------ RECORD EXCERPTS
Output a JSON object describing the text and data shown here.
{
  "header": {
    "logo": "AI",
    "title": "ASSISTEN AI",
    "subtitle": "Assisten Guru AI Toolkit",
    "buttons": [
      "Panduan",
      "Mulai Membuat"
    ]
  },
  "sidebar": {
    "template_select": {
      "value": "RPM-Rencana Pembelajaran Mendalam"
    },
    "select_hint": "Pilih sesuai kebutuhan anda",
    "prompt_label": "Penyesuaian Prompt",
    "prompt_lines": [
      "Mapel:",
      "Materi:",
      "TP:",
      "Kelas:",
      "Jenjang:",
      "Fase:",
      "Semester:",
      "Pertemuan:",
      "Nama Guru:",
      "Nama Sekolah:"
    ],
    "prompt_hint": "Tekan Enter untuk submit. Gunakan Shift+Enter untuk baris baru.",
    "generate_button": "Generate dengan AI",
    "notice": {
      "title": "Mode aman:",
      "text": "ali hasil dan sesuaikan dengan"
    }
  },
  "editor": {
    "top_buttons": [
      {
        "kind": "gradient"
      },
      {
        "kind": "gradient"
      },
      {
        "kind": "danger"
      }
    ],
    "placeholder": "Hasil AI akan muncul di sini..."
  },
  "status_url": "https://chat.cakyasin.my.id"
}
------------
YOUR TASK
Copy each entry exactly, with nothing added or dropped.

WRITTEN REPLY
Output a JSON object describing the text and data shown here.
{
  "header": {
    "logo": "AI",
    "title": "ASSISTEN AI",
    "subtitle": "Assisten Guru AI Toolkit",
    "buttons": [
      "Panduan",
      "Mulai Membuat"
    ]
  },
  "sidebar": {
    "template_select": {
      "value": "RPM-Rencana Pembelajaran Mendalam"
    },
    "select_hint": "Pilih sesuai kebutuhan anda",
    "prompt_label": "Penyesuaian Prompt",
    "prompt_lines": [
      "Mapel:",
      "Materi:",
      "TP:",
      "Kelas:",
      "Jenjang:",
      "Fase:",
      "Semester:",
      "Pertemuan:",
      "Nama Guru:",
      "Nama Sekolah:"
    ],
    "prompt_hint": "Tekan Enter untuk submit. Gunakan Shift+Enter untuk baris baru.",
    "generate_button": "Generate dengan AI",
    "notice": {
      "title": "Mode aman:",
      "text": "ali hasil dan sesuaikan dengan"
    }
  },
  "editor": {
    "top_buttons": [
      {
        "kind": "gradient"
      },
      {
        "kind": "gradient"
      },
      {
        "kind": "danger"
      }
    ],
    "placeholder": "Hasil AI akan muncul di sini..."
  },
  "status_url": "https://chat.cakyasin.my.id"
}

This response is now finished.